Today, the success of any business largely hinges on how much it’s able to manage the emotional needs of its customers. People do business in pursuit of emotional experiences. And when they find it, they return to the same business and become devoted to it because of the way the business makes them feel.
Emotion drives buying decisions
Science has partnered with the psychology of performance and has provided us with stacks of statistics that emotion drives our decision-making, even in business. We make emotional choices and then back them up with logic, reason, or data. That is to say, what we feel is more important than what we think.
Emotion is what really drives the purchasing behaviors, and also, decision making in general. Studies completed by neuroscientists have found that people whose brains are damaged in the area that generates emotions are incapable of making decisions.
Although we might choose to convince ourselves that our decisions are based on logic. It’s really our unconscious emotional side that keeps pulling us beyond our reason and drawing us towards the business we patronize. Like they say, ‘Need is logical and want is emotional. Emotions will win every time, even with the most intelligent people.’
We are generally carried away by emotions while making buying decisions. Emotions make us develop some sort of affection towards what we want to buy. After all, we don’t buy products and services as such; instead, we buy things that meet our emotional needs. For example, we buy food when we are feeling hungry.
Emotion builds connection
Emotion builds connection, consciously or unconsciously. Dale Carnegie was right when he taught that, ‘When dealing with people let us remember we are dealing with creatures of logic but emotion.’
Whatsoever meets a man’s emotional need is the most important thing in his life then. Our humanity is defined as the ability to involve ourselves emotionally in everything we do. Man, whether male or female is an emotional being. And that humanity is most evident in our feelings.
Feelings are the way we personalize our thoughts, ideas, and reactions. People do things for their reasons (not your reason), and those reasons are emotionally aroused by the way they feel. It’s natural for customers to connect with businesses that make them feel good about themselves, and that connection is always strong.

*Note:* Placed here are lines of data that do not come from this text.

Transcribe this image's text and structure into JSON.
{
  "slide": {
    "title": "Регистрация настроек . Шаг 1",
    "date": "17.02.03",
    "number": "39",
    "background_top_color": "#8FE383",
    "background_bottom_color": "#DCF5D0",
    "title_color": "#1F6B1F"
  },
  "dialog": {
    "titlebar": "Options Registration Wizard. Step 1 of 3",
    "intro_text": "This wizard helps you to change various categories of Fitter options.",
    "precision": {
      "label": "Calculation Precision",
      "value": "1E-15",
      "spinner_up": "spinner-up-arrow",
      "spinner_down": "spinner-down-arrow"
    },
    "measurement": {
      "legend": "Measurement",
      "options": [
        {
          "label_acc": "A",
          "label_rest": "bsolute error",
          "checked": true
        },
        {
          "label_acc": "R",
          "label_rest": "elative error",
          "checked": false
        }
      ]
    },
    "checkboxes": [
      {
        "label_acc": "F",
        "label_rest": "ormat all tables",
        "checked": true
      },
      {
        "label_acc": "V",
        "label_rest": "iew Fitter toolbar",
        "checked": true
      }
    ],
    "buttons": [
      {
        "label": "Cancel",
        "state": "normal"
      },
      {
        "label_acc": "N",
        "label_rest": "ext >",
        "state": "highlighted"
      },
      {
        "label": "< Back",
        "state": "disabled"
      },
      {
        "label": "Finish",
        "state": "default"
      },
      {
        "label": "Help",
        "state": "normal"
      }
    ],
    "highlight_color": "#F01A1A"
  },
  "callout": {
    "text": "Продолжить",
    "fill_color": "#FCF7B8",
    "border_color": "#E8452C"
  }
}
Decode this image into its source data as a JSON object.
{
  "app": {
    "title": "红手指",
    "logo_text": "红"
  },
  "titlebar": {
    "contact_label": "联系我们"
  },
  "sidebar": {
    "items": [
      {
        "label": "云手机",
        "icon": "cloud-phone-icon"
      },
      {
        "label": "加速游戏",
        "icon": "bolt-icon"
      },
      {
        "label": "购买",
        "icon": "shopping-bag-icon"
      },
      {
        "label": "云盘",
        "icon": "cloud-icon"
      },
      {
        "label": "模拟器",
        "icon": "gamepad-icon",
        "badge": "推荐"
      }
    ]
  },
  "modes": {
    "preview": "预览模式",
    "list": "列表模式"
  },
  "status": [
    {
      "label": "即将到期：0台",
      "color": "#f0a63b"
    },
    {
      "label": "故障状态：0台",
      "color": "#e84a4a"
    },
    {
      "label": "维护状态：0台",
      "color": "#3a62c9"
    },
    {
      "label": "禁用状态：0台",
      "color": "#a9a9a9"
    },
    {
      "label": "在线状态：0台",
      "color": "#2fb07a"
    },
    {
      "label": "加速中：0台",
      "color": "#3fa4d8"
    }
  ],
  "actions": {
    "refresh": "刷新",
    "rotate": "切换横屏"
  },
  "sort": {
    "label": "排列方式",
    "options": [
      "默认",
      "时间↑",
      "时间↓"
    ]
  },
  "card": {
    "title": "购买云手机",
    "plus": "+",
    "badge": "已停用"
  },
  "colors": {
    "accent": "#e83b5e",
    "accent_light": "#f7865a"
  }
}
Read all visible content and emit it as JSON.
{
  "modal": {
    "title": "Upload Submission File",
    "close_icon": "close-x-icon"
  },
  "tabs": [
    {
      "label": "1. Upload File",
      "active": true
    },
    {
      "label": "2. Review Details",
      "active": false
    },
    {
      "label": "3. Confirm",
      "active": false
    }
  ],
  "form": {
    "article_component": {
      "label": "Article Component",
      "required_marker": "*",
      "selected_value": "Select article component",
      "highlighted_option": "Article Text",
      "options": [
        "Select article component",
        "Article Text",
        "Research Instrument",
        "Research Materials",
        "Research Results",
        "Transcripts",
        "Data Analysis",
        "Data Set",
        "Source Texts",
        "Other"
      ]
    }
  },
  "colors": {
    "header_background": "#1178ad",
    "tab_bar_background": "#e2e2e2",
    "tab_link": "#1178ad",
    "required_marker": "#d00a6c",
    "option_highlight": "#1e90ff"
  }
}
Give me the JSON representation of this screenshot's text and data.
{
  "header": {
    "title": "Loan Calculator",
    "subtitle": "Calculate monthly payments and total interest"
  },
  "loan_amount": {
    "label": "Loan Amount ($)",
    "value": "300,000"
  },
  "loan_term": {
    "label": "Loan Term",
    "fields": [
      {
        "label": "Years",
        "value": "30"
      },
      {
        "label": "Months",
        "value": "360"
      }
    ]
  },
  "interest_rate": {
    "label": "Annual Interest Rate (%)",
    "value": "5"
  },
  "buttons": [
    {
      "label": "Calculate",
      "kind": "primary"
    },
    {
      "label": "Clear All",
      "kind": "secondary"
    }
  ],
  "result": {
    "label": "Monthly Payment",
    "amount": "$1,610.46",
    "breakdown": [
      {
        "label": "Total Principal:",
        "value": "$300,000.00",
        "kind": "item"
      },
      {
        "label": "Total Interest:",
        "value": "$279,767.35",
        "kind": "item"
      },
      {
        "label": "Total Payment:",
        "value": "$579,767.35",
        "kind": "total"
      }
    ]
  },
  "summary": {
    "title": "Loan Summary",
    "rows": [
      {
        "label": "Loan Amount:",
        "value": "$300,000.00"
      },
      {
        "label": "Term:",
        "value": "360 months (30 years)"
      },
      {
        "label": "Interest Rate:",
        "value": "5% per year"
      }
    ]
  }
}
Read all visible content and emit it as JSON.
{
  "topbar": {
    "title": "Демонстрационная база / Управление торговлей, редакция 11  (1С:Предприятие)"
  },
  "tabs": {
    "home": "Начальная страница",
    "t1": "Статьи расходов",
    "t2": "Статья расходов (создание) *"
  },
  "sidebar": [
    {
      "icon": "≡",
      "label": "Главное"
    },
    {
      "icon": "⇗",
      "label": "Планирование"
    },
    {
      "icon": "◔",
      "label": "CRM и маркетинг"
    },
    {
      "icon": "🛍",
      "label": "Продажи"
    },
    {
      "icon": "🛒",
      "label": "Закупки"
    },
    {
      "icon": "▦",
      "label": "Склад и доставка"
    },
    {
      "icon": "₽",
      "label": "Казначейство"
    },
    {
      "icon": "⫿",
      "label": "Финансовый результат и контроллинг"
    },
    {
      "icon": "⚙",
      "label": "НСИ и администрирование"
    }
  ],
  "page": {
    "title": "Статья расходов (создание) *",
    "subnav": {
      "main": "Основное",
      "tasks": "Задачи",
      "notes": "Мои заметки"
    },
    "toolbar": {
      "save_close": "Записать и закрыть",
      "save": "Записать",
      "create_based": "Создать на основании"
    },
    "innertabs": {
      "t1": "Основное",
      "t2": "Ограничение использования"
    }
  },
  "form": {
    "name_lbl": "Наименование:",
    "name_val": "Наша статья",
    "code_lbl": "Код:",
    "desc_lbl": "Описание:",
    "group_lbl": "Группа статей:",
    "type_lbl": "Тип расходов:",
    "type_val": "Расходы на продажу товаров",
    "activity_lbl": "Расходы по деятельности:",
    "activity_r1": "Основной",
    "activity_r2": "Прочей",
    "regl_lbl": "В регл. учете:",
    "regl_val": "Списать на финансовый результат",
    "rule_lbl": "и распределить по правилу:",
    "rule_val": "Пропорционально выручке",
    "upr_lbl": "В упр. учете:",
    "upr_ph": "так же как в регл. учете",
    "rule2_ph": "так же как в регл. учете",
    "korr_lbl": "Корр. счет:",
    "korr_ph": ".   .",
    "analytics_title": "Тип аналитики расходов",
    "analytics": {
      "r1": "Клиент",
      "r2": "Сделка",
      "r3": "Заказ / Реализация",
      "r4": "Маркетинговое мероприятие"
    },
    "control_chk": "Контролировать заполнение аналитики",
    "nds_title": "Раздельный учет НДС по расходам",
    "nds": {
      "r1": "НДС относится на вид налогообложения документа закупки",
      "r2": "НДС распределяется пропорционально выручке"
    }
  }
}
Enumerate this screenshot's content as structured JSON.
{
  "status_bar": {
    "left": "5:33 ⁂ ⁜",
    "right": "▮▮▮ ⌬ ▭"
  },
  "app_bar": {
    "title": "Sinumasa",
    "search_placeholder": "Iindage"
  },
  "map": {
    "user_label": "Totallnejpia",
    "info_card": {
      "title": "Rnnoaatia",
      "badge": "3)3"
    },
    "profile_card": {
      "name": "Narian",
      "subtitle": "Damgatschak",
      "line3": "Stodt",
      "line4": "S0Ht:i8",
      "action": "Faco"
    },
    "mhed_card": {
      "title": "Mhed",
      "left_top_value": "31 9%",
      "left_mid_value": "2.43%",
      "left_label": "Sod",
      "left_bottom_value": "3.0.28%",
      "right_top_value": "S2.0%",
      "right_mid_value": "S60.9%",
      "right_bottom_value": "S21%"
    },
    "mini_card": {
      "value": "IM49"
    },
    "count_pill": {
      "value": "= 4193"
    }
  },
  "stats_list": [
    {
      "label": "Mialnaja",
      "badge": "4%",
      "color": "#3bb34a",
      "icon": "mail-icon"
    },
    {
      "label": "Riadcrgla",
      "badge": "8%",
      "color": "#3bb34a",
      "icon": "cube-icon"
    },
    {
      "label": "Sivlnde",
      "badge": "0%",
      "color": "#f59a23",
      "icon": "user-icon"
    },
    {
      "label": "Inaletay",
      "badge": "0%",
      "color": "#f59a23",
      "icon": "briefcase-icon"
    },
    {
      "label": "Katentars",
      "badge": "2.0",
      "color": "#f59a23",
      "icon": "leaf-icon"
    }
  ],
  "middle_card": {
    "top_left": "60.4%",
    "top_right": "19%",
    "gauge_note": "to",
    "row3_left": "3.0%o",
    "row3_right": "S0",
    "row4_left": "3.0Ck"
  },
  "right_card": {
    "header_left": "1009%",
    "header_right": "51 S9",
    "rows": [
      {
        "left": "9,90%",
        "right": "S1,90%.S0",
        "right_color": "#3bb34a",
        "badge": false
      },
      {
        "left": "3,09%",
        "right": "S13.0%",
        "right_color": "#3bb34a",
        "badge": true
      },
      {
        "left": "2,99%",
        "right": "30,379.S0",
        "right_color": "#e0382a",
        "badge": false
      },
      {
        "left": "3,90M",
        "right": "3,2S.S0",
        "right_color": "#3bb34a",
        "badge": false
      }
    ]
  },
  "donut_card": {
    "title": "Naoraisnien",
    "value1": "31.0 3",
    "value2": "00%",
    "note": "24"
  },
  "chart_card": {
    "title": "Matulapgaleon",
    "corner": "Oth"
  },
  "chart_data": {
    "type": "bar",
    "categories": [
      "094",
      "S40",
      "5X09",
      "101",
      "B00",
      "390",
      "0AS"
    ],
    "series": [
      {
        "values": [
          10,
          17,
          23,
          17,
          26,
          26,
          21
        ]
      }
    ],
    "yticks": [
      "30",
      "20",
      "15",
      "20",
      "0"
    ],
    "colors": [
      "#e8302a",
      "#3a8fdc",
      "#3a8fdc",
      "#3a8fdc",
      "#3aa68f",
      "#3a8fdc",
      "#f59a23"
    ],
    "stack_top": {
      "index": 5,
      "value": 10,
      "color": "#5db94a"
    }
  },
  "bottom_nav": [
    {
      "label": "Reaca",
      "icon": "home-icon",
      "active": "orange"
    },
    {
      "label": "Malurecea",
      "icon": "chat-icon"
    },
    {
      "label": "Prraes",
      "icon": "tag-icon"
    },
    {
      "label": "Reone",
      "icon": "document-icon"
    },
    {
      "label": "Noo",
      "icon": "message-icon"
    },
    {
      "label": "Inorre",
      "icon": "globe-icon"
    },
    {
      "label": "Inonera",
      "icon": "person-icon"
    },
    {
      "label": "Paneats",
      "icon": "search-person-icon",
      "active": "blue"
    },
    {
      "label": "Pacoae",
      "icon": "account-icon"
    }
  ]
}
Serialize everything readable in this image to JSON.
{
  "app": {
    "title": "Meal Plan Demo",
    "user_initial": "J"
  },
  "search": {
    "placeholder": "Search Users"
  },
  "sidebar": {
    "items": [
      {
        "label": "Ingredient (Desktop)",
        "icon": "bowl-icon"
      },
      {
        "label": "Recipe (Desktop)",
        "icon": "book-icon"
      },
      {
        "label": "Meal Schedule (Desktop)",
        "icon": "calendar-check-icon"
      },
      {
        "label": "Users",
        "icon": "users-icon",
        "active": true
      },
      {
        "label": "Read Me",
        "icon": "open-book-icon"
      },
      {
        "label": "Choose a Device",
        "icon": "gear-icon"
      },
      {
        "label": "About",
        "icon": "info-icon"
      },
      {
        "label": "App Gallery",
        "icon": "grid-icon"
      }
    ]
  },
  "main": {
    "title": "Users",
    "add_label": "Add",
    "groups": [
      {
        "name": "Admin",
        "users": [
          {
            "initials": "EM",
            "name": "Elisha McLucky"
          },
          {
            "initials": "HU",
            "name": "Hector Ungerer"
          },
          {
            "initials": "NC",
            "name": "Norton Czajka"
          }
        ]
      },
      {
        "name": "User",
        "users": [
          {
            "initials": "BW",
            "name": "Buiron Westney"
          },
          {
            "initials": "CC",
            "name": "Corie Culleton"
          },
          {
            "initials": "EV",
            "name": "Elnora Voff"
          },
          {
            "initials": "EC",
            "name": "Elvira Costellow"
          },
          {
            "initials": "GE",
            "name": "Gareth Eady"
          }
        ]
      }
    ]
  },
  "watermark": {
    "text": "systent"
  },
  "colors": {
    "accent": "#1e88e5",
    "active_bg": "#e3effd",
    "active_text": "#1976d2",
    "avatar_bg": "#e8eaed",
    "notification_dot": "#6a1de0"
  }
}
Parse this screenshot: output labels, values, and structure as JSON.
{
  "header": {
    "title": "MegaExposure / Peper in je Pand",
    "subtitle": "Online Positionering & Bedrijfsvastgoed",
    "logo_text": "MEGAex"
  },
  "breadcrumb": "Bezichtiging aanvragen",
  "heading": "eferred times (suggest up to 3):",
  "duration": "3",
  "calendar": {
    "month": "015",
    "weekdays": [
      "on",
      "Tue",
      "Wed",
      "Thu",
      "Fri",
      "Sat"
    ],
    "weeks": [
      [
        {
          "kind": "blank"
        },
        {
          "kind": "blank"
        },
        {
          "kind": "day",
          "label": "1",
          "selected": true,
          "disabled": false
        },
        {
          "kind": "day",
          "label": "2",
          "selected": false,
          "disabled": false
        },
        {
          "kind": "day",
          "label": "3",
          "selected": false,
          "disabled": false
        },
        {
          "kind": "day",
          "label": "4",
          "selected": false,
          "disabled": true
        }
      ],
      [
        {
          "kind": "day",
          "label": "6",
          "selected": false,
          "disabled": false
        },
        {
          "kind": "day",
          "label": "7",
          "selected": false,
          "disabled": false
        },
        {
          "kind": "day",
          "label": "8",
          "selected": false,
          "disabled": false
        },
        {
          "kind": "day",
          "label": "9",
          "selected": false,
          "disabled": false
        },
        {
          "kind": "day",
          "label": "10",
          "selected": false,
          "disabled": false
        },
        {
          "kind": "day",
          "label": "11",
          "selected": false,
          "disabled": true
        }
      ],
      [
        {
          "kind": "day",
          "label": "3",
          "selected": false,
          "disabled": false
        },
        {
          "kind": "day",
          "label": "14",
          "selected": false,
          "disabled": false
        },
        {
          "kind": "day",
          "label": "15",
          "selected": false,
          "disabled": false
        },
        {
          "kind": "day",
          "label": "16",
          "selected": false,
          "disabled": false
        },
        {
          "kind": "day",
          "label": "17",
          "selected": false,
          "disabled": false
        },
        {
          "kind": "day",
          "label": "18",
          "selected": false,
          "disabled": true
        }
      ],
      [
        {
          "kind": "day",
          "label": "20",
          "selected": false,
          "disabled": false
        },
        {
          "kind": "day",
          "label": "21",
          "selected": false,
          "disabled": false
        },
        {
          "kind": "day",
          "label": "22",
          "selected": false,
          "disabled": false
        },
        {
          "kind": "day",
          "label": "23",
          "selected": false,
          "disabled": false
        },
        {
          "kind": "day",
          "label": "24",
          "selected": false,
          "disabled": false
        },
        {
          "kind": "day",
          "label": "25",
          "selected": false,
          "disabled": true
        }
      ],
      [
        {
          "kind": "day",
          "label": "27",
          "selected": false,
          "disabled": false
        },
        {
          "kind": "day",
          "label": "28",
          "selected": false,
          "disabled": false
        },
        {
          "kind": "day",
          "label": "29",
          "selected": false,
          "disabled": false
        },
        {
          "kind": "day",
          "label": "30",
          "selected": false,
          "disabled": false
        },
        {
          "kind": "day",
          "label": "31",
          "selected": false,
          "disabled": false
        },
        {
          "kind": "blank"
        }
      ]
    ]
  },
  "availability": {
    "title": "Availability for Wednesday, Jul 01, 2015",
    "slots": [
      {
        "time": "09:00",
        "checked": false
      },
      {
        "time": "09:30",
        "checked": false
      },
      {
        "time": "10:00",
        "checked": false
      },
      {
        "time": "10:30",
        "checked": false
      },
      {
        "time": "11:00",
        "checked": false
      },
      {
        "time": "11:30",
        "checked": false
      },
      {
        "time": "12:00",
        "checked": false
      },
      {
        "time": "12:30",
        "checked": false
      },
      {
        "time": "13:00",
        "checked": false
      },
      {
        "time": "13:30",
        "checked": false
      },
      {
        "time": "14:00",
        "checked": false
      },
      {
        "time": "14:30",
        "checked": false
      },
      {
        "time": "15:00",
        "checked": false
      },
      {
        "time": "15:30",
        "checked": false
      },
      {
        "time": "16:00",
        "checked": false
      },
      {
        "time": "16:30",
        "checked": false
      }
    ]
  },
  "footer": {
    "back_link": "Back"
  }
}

You can rarely move people into action unless you first move them with emotion. When an enterprise forgets about the emotional connection with its customers and only concentrates on the business operations and processes, it will lose touch with its business’s true essence.
Emotions have been likened to little storms of energy that happen in the bodies and minds of your customers. You don’t want them just to be satisfied; you want them to be happy. It’s a step beyond service, and you have to develop an emotional connection with customers through every contact you make with them.
Emotional connection precedes business prosperity
Emotional bonding is the single most important element you can integrate into your business in today’s marketplace. ‘The purpose of any business’, Scott McKain, a business executive said, ‘is to profitably create emotional connections that are so compelling to customers, that loyalty is assured.’
He also added, ‘Today’s customers are saying “good is not good enough”. If you want my business, amaze me. Knock me out. Make an emotional impression I won’t forget.’
Emotional connection always precedes economic ones, the way the heart comes before the head. If you ignore the former, you lose the later. The mind-share (and the heart-share) often come before the market-share.
‘As times are changing, so is the standard desired by customers. No longer are they searching for excellence: now they are pursuing something that would make them go, wow! They want to experience a product or service that does more than simply satisfy them: they want to be amazed’. Those were the words of Tom Peters, the renowned American business consultant.
It’s not only the quality of products or services that have changed in recent times; the expectation of the people who buy the solutions have also changed. If you don’t understand and change the way you relate to your customers you are going to struggle in business.
About the Author:
Tony Ajah is a Business Growth Strategist, and the author of BUSINESS SENSE, and ON BECOMING AN ENTREPRENEUR.
He maintains a personal blog, where he shares proven business ideas and principles for SMEs.